* _BRIEF_: All of the entries should be restated word for word, but without their pictures.

* _DATASET RECORDS_:
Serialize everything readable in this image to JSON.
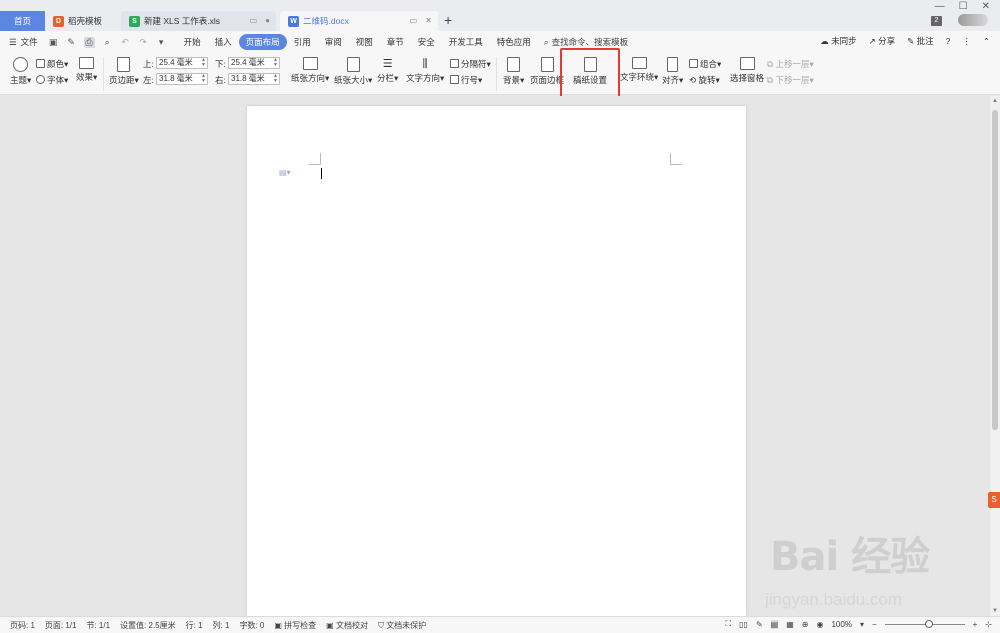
{
  "tabs": {
    "home": "首页",
    "tab1": "稻壳模板",
    "tab2": "新建 XLS 工作表.xls",
    "tab3": "二维码.docx",
    "new_tab": "+",
    "badge_count": "2"
  },
  "menu": {
    "file": "文件",
    "tabs": [
      "开始",
      "插入",
      "页面布局",
      "引用",
      "审阅",
      "视图",
      "章节",
      "安全",
      "开发工具",
      "特色应用"
    ],
    "active_tab": "页面布局",
    "search": "查找命令、搜索模板",
    "sync": "未同步",
    "share": "分享",
    "comment": "批注"
  },
  "ribbon": {
    "theme": "主题",
    "color": "颜色",
    "font": "字体",
    "effect": "效果",
    "margins": "页边距",
    "top_label": "上:",
    "top_value": "25.4 毫米",
    "bottom_label": "下:",
    "bottom_value": "25.4 毫米",
    "left_label": "左:",
    "left_value": "31.8 毫米",
    "right_label": "右:",
    "right_value": "31.8 毫米",
    "orientation": "纸张方向",
    "size": "纸张大小",
    "columns": "分栏",
    "text_direction": "文字方向",
    "breaks": "分隔符",
    "line_numbers": "行号",
    "background": "背景",
    "page_border": "页面边框",
    "manuscript": "稿纸设置",
    "text_wrap": "文字环绕",
    "align": "对齐",
    "group": "组合",
    "rotate": "旋转",
    "selection_pane": "选择窗格",
    "bring_forward": "上移一层",
    "send_backward": "下移一层"
  },
  "status": {
    "page_code": "页码: 1",
    "pages": "页面: 1/1",
    "section": "节: 1/1",
    "setting": "设置值: 2.5厘米",
    "row": "行: 1",
    "col": "列: 1",
    "words": "字数: 0",
    "spell_check": "拼写检查",
    "doc_proof": "文档校对",
    "doc_protect": "文档未保护",
    "zoom": "100%"
  },
  "watermark": {
    "main": "Bai 经验",
    "url": "jingyan.baidu.com"
  },
  "colors": {
    "accent": "#5b87e3",
    "highlight": "#e53935"
  }
}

* _FINAL ANSWER_:
Serialize everything readable in this image to JSON.
{
  "tabs": {
    "home": "首页",
    "tab1": "稻壳模板",
    "tab2": "新建 XLS 工作表.xls",
    "tab3": "二维码.docx",
    "new_tab": "+",
    "badge_count": "2"
  },
  "menu": {
    "file": "文件",
    "tabs": [
      "开始",
      "插入",
      "页面布局",
      "引用",
      "审阅",
      "视图",
      "章节",
      "安全",
      "开发工具",
      "特色应用"
    ],
    "active_tab": "页面布局",
    "search": "查找命令、搜索模板",
    "sync": "未同步",
    "share": "分享",
    "comment": "批注"
  },
  "ribbon": {
    "theme": "主题",
    "color": "颜色",
    "font": "字体",
    "effect": "效果",
    "margins": "页边距",
    "top_label": "上:",
    "top_value": "25.4 毫米",
    "bottom_label": "下:",
    "bottom_value": "25.4 毫米",
    "left_label": "左:",
    "left_value": "31.8 毫米",
    "right_label": "右:",
    "right_value": "31.8 毫米",
    "orientation": "纸张方向",
    "size": "纸张大小",
    "columns": "分栏",
    "text_direction": "文字方向",
    "breaks": "分隔符",
    "line_numbers": "行号",
    "background": "背景",
    "page_border": "页面边框",
    "manuscript": "稿纸设置",
    "text_wrap": "文字环绕",
    "align": "对齐",
    "group": "组合",
    "rotate": "旋转",
    "selection_pane": "选择窗格",
    "bring_forward": "上移一层",
    "send_backward": "下移一层"
  },
  "status": {
    "page_code": "页码: 1",
    "pages": "页面: 1/1",
    "section": "节: 1/1",
    "setting": "设置值: 2.5厘米",
    "row": "行: 1",
    "col": "列: 1",
    "words": "字数: 0",
    "spell_check": "拼写检查",
    "doc_proof": "文档校对",
    "doc_protect": "文档未保护",
    "zoom": "100%"
  },
  "watermark": {
    "main": "Bai 经验",
    "url": "jingyan.baidu.com"
  },
  "colors": {
    "accent": "#5b87e3",
    "highlight": "#e53935"
  }
}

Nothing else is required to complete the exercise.